Many automakers are promising to release fully autonomous vehicles within the next few years, and GM wants to put one with no driver controls in production in 2019, but these ambitious targets won’t be as easy to achieve as some would lead you to believe.
In a comprehensive report, Bloomberg has revealed that space meteorologists are concerned about how the driverless cars of tomorrow will deal with solar storms.
Such storms only occur occasionally but result in a massive spike in geomagnetic activity and radiation. For driverless vehicles which rely heavily on GPS, this could cause mayhem as the connection between a GPS system and the satellites could be cut off. In theory, disaster could follow on the roads.

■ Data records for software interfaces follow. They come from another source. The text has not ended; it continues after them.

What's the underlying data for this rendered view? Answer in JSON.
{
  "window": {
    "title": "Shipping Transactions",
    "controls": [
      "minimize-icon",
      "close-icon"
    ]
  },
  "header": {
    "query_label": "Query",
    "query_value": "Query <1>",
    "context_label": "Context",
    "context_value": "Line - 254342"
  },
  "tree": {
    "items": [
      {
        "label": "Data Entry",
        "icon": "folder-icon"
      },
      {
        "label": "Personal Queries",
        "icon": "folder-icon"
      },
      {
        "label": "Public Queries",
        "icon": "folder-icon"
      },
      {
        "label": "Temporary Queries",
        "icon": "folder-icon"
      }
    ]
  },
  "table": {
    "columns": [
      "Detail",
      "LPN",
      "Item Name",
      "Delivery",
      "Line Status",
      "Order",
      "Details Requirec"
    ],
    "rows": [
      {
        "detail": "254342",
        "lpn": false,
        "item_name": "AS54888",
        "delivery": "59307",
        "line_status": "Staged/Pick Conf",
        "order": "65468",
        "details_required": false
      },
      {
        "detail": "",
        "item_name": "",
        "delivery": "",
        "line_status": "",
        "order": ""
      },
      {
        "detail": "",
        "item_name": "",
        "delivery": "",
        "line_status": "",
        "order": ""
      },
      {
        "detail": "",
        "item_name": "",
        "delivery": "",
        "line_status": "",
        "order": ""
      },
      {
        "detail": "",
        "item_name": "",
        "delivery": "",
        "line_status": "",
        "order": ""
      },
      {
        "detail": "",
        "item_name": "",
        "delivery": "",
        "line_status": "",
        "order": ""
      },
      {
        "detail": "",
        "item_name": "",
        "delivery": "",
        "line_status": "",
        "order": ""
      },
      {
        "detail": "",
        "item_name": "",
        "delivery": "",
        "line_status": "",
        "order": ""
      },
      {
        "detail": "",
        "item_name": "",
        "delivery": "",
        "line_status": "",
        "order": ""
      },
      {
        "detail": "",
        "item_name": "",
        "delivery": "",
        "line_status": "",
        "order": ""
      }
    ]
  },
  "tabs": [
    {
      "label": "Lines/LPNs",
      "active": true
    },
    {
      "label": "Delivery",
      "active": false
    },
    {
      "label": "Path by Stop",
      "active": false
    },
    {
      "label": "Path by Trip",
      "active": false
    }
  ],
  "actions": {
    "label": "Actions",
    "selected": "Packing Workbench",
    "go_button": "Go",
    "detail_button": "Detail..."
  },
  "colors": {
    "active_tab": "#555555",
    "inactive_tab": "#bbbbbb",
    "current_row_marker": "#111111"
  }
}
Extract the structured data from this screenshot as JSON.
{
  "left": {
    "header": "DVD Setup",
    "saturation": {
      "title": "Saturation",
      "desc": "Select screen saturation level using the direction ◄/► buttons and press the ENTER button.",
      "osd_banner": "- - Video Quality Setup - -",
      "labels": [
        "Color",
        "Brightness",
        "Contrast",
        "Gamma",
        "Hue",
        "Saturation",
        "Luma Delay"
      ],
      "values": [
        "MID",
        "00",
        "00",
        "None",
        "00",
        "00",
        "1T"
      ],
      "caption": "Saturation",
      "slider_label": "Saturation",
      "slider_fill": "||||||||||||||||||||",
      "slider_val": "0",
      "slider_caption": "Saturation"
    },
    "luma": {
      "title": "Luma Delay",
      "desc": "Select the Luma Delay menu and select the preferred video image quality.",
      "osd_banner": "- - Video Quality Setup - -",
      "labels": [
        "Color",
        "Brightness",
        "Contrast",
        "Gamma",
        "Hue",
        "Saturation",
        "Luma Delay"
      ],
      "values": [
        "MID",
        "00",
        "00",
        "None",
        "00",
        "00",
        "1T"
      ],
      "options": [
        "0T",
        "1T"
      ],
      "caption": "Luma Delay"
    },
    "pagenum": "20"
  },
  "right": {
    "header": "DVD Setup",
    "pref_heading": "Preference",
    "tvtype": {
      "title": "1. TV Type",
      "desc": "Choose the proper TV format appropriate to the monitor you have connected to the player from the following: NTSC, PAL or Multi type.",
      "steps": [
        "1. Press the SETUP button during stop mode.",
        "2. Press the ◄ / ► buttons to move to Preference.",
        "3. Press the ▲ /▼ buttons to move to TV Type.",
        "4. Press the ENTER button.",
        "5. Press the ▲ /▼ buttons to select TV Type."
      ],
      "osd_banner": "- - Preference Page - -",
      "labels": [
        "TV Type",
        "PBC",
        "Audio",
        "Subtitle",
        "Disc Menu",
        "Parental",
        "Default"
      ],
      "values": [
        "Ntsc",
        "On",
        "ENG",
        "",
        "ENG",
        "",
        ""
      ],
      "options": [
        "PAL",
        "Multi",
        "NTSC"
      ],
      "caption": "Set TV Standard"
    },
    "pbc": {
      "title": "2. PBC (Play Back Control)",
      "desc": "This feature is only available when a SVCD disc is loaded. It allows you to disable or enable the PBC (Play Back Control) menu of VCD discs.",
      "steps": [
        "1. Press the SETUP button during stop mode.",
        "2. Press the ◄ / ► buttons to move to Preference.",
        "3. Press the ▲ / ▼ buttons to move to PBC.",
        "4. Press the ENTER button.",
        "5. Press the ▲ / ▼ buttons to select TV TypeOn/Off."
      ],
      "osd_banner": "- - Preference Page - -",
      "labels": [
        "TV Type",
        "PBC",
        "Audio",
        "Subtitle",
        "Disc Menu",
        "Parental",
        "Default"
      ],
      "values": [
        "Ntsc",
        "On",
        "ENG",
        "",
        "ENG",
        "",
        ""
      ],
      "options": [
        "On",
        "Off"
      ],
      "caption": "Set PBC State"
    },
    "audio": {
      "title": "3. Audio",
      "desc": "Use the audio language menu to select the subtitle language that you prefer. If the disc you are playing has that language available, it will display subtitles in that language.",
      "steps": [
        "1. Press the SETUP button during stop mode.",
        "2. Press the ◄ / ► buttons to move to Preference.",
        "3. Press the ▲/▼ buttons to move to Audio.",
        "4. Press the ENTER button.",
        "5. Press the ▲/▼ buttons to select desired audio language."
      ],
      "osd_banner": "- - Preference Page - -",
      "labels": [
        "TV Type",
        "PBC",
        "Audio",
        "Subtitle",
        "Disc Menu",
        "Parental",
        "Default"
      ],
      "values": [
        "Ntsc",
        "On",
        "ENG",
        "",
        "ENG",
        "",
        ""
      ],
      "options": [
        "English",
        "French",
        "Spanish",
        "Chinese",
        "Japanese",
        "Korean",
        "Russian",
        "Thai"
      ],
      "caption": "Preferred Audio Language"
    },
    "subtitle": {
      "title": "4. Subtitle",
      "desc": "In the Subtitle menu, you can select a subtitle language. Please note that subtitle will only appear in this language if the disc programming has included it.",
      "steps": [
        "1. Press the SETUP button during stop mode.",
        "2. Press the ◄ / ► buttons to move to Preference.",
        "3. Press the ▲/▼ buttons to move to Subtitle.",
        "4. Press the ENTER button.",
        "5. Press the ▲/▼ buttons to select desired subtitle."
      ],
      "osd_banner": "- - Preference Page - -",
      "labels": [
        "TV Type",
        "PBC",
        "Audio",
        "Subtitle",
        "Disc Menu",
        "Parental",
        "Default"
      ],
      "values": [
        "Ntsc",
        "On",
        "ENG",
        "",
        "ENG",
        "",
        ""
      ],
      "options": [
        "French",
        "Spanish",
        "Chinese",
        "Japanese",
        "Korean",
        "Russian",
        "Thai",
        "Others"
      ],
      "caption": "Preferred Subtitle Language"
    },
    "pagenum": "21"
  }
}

According to Scott McIntosh, director of the high-altitude observatory at the National Center for Atmospheric Research in Boulder, Colorado, using GPS heavily in programming a driverless car from Point A to Point B is an issue.
“There is a lot riding on this, from an actuarial point of view. All it is going to take is a couple of accidents for the industry to suffer.”
Fortunately, there are systems in place to avoid truly disastrous scenarios. In fact, a satellite currently sits 1 million miles from Earth and acts as a warning point for when solar storms are coming. It typically provides notice back to Earth 30 to 60 minutes before the storm hits the planet.
Senior director of the automotive unit at Nvidia Corp Danny Shapiro says driverless cars also have enough redundancy to pull over and stop in case something like a solar storm happens.
Finally, the sun’s energy flares such as solar storms largely follow an 11-year cycle. The last one occurred in 2014, so makers of fully autonomous cars have quite some time to figure out how to deal with such issues until our solar system’s star bursts out again.